%%

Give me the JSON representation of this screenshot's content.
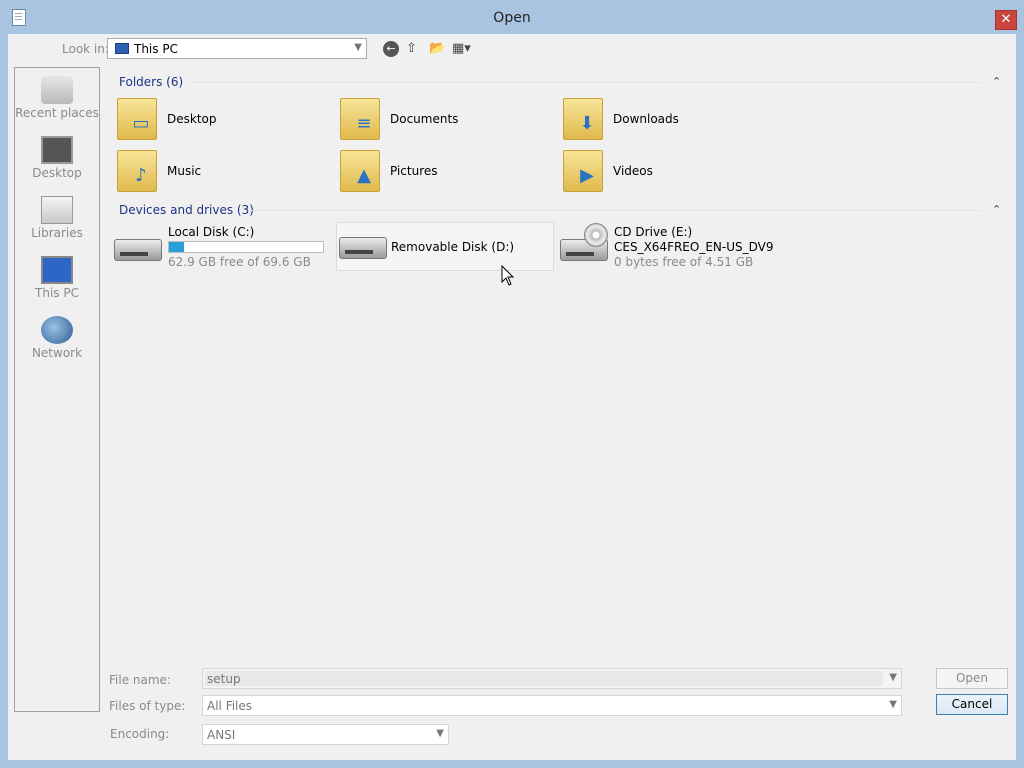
{
  "window": {
    "title": "Open",
    "close_glyph": "✕"
  },
  "toolbar": {
    "look_in_label": "Look in:",
    "look_in_value": "This PC",
    "back_glyph": "←",
    "up_glyph": "⇧",
    "new_folder_glyph": "📂",
    "view_glyph": "▦▾"
  },
  "places": [
    {
      "label": "Recent places",
      "icon": "recent-places-icon"
    },
    {
      "label": "Desktop",
      "icon": "desktop-icon"
    },
    {
      "label": "Libraries",
      "icon": "libraries-icon"
    },
    {
      "label": "This PC",
      "icon": "this-pc-icon"
    },
    {
      "label": "Network",
      "icon": "network-icon"
    }
  ],
  "folders_group": {
    "header": "Folders (6)",
    "collapse_glyph": "⌃"
  },
  "folders": [
    {
      "name": "Desktop",
      "badge": "▭"
    },
    {
      "name": "Documents",
      "badge": "≡"
    },
    {
      "name": "Downloads",
      "badge": "⬇"
    },
    {
      "name": "Music",
      "badge": "♪"
    },
    {
      "name": "Pictures",
      "badge": "▲"
    },
    {
      "name": "Videos",
      "badge": "▶"
    }
  ],
  "drives_group": {
    "header": "Devices and drives (3)",
    "collapse_glyph": "⌃"
  },
  "drives": {
    "c": {
      "name": "Local Disk (C:)",
      "free": "62.9 GB free of 69.6 GB",
      "used_fraction": 0.096
    },
    "d": {
      "name": "Removable Disk (D:)"
    },
    "e": {
      "name": "CD Drive (E:)",
      "label": "CES_X64FREO_EN-US_DV9",
      "free": "0 bytes free of 4.51 GB"
    }
  },
  "form": {
    "file_name_label": "File name:",
    "file_name_value": "setup",
    "files_of_type_label": "Files of type:",
    "files_of_type_value": "All Files",
    "encoding_label": "Encoding:",
    "encoding_value": "ANSI",
    "open_label": "Open",
    "cancel_label": "Cancel"
  },
  "colors": {
    "title_bar": "#a9c4e0",
    "group_header": "#1e3287",
    "drive_bar": "#26a0da",
    "close": "#c9463d"
  }
}
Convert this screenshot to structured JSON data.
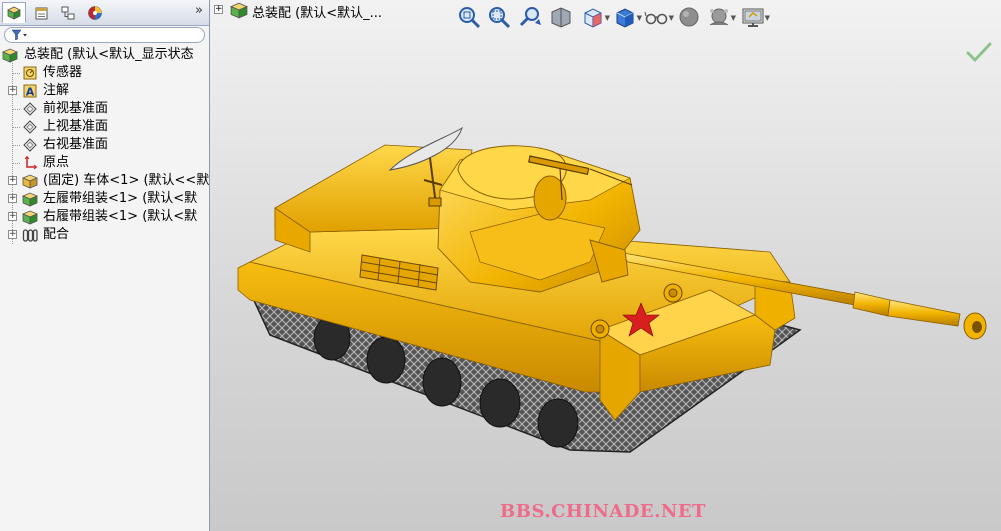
{
  "feature_manager": {
    "tabs": [
      {
        "icon": "feature-manager-tab-icon",
        "active": true
      },
      {
        "icon": "property-manager-tab-icon",
        "active": false
      },
      {
        "icon": "configuration-manager-tab-icon",
        "active": false
      },
      {
        "icon": "display-manager-tab-icon",
        "active": false
      }
    ],
    "expand_glyph": "»",
    "filter_icon": "filter-icon",
    "tree": [
      {
        "label": "总装配 (默认<默认_显示状态",
        "icon": "assembly-icon",
        "expander": ""
      },
      {
        "label": "传感器",
        "icon": "sensor-icon",
        "expander": ""
      },
      {
        "label": "注解",
        "icon": "annotation-icon",
        "expander": "+"
      },
      {
        "label": "前视基准面",
        "icon": "plane-icon",
        "expander": ""
      },
      {
        "label": "上视基准面",
        "icon": "plane-icon",
        "expander": ""
      },
      {
        "label": "右视基准面",
        "icon": "plane-icon",
        "expander": ""
      },
      {
        "label": "原点",
        "icon": "origin-icon",
        "expander": ""
      },
      {
        "label": "(固定) 车体<1> (默认<<默",
        "icon": "subassembly-icon",
        "expander": "+"
      },
      {
        "label": "左履带组装<1> (默认<默",
        "icon": "subassembly-icon",
        "expander": "+"
      },
      {
        "label": "右履带组装<1> (默认<默",
        "icon": "subassembly-icon",
        "expander": "+"
      },
      {
        "label": "配合",
        "icon": "mates-icon",
        "expander": "+"
      }
    ]
  },
  "graphics": {
    "flyout_tree": {
      "expander": "+",
      "icon": "assembly-icon",
      "label": "总装配 (默认<默认_..."
    },
    "heads_up_toolbar": [
      {
        "icon": "zoom-to-fit-icon",
        "dropdown": false
      },
      {
        "icon": "zoom-to-area-icon",
        "dropdown": false
      },
      {
        "icon": "previous-view-icon",
        "dropdown": false
      },
      {
        "icon": "section-view-icon",
        "dropdown": false
      },
      {
        "icon": "view-orientation-icon",
        "dropdown": true
      },
      {
        "icon": "display-style-icon",
        "dropdown": true
      },
      {
        "icon": "hide-show-items-icon",
        "dropdown": true
      },
      {
        "icon": "edit-appearance-icon",
        "dropdown": false
      },
      {
        "icon": "apply-scene-icon",
        "dropdown": true
      },
      {
        "icon": "view-settings-icon",
        "dropdown": true
      }
    ],
    "confirm_icon": "confirm-check-icon",
    "model": "tank-3d-model",
    "watermark": "BBS.CHINADE.NET",
    "colors": {
      "model_body": "#f2b400",
      "model_highlight": "#ffd84a",
      "model_shadow": "#c98a00",
      "track": "#3a3a3a",
      "star": "#d81e1e",
      "watermark": "#f06a8a"
    }
  }
}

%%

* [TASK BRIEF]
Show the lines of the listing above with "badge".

* [RESPONSE]
      "badge": "▭"
      "badge": "≡"
      "badge": "⬇"
      "badge": "♪"
      "badge": "▲"
      "badge": "▶"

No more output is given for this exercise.